  1. In “the mud,” we are far more powerful than we realize — The transition dip is a challenging place. We feel “stuck” or “paralyzed”, implying a sense of powerlessness and lack of belief in one’s self — do I really have what it takes to make it to the other side? However, when women told stories of how they moved through (or are currently moving through!) the mud, we heard tales of critical decision making, awe-inspiring courage and incredible resilience. So we wonder, who would we be and how would we behave during this period if we trusted ourselves more?
  2. We don’t like some aspects of ourselves that come out when we are in the mud (and not in control) — Before the transition, a number of women talked about how “My whole life, I’ve been…” and included words like “stable,” “prepared,” “excited for the future.” But when referring to themselves while in transition, we all used words like “lost,” “anxious,” “scared,” and “confused.” We don’t identify with these darker parts of ourselves, sometimes referred to as the “shadow self.” They feel shameful, embarrassing, and “outside of who we truly are.” But what if rather than shaming these parts, we identify their purpose and power, and chose to integrate them to create a more honest, holistic picture of our true selves?
  3. Support from others (external) and trust in the process (internal) gets us through to the other side — Many women rely on a spouse, friend, therapist or spiritual guide for backing and validation to make it through. These are the people that witness our mess and cheer us on no matter what. In parallel to the external, many of us expressed a deep trust in the transition process (although not in ourselves, which is interesting!). There’s a sense of “faith” that life sent this change our way for a reason and therefore we must accept it and know it will take us to a better place.

The Other Side

5. In retrospect, all change proves to be positive (even when they weren’t the right decision). Through change we grow, we discover new things about ourselves and what’s around us. So perhaps, the hardest, yet most important change is not becoming moms, changing jobs, moving into a new city etc. But rather, it’s about changing our attitude, mindset and behavior towards those situations throughout the process. We can actually CHOOSE what we do, say and how we engage with our feelings, it just requires some deep internal work.

Postscript

So many women started their shares with, “I’ve never shared this with anyone before, but…” With all of these stories coming out for the very first time, it became clear that so many of us are going through the pain of transition and suffering in silence. While transition is an inevitable and universal fact of life (we are all at one part of the transition curve, or about to start all over again!), many of us are experiencing these life moments in isolation.

What would it look like to experience the vulnerability and mess of transition within community? How would that change our process? How would it change our communities?

Next steps/things to experiment with

  1. Find the power in your down — Be present with the “difficult” emotions (the anxiety, fear, frustration etc) instead of push them away. Be compassionate and find your power by embracing all the aspects of yourself.
  2. Recognize your pillars of transition — Identify AND practice whatever helps you feel stronger, more balanced i.e.: girlfriends, books, running, etc.
  3. Share the gift of your vulnerability — Share your struggles with someone you trust. Chances are, this will open the door to deeper support and connection than you could’ve imagined.

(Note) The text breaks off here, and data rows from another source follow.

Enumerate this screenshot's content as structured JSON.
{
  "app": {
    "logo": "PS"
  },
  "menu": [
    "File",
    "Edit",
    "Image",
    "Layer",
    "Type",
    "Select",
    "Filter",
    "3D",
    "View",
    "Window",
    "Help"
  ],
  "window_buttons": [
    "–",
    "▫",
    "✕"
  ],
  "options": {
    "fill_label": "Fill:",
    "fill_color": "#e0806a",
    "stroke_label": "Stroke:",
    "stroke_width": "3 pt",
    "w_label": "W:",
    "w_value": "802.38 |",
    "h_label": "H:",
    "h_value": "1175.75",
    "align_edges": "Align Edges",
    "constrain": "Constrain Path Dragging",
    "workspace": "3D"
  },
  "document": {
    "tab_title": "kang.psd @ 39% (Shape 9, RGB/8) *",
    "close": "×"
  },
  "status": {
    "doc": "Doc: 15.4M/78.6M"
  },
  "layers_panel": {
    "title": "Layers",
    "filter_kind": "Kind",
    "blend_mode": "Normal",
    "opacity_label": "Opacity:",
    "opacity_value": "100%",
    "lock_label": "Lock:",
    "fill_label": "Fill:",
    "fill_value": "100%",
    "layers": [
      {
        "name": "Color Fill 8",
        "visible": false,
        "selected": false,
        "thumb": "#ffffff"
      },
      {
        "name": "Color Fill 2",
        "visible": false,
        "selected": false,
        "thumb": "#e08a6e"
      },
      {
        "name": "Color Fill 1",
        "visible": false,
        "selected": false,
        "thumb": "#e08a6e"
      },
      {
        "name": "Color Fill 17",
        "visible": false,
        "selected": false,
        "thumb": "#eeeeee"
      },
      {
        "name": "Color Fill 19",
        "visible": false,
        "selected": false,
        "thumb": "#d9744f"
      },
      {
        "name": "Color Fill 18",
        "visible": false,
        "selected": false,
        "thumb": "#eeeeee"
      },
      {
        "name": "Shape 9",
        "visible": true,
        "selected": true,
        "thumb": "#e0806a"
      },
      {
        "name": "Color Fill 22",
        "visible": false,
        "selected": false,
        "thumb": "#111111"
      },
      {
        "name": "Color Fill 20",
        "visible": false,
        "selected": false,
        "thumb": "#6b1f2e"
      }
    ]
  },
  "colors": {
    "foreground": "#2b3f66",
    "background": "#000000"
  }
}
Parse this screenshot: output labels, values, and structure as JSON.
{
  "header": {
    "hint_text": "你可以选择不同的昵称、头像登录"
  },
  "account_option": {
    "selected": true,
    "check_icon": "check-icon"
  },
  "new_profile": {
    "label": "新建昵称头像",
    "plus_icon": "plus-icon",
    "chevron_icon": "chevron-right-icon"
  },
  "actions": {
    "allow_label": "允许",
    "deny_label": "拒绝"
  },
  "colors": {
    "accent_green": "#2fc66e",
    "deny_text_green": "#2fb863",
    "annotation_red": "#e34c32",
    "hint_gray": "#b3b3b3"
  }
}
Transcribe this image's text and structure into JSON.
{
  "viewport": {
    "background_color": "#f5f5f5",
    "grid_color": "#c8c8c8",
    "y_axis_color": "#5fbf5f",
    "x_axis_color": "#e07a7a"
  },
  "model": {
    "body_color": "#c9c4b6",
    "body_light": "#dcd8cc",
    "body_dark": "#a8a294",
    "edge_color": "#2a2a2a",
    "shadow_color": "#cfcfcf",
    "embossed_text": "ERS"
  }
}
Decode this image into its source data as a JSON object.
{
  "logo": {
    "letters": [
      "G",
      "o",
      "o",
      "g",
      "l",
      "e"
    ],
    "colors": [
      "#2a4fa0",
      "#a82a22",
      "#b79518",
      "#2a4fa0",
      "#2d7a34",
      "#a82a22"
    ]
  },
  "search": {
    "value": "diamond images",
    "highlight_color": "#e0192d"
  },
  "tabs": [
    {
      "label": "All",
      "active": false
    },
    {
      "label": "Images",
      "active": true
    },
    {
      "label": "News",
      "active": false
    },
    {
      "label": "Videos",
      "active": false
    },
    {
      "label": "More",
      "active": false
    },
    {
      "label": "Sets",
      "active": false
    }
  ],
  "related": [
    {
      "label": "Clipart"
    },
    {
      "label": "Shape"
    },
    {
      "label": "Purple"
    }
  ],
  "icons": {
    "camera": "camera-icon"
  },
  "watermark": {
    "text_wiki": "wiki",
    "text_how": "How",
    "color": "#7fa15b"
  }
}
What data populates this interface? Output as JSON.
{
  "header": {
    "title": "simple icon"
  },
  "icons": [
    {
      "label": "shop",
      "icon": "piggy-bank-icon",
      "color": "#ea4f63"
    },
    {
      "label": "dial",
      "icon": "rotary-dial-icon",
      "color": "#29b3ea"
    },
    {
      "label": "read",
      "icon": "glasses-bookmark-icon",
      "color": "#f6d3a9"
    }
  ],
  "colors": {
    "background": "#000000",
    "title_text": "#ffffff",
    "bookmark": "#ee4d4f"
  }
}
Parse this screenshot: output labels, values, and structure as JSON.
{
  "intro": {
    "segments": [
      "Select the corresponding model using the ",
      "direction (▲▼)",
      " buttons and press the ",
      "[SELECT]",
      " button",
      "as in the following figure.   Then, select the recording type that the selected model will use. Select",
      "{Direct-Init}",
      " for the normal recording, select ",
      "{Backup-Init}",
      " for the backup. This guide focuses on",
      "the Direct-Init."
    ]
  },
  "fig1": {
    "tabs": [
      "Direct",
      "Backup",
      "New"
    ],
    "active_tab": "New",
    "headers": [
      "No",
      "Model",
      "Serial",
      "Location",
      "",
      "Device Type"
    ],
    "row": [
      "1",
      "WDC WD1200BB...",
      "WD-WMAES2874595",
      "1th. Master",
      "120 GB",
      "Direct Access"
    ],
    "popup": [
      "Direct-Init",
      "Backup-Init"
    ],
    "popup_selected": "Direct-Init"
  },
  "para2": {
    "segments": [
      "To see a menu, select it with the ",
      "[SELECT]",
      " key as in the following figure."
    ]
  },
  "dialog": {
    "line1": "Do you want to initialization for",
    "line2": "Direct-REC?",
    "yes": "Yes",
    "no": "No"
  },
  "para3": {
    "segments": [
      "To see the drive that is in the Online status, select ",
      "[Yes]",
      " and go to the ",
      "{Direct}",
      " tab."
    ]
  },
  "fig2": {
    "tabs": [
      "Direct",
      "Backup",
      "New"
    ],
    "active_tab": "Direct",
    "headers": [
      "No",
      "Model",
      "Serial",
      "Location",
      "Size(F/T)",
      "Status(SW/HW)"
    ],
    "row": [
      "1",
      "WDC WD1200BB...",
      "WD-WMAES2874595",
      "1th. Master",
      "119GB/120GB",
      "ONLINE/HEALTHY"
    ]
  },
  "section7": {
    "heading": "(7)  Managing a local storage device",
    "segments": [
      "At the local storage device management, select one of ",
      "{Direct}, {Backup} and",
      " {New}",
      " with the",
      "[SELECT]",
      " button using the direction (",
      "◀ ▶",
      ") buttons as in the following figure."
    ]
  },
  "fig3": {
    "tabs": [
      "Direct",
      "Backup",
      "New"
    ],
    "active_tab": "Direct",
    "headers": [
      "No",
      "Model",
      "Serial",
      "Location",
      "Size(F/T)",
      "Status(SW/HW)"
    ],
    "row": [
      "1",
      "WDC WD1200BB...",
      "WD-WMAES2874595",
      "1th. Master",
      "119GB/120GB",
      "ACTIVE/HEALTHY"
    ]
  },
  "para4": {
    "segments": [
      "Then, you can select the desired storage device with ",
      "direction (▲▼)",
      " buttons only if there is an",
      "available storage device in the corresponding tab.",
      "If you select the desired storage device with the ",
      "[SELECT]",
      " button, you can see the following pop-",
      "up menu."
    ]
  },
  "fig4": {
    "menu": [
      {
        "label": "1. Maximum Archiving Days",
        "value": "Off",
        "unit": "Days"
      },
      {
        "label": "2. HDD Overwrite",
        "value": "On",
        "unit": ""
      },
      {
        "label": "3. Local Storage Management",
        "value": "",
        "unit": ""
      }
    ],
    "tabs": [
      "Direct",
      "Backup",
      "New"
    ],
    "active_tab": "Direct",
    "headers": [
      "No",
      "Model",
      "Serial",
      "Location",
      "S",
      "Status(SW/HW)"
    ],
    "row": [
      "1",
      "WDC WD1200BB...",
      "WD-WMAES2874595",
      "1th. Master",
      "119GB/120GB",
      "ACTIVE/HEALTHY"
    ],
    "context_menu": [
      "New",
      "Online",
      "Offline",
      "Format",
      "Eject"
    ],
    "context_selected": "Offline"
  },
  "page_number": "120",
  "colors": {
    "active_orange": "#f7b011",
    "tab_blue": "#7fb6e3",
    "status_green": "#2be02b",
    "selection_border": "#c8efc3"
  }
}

Written by: Sybil Ottenstein

Dinner Confidential is a monthly event that brings together a small group of women to talk — with vulnerability and openness — about key sensitive topics in our lives (i.e.: self-confidence, dealing with fear, etc).Check out www.dinnerconfidential.org to learn more or attend a dinner!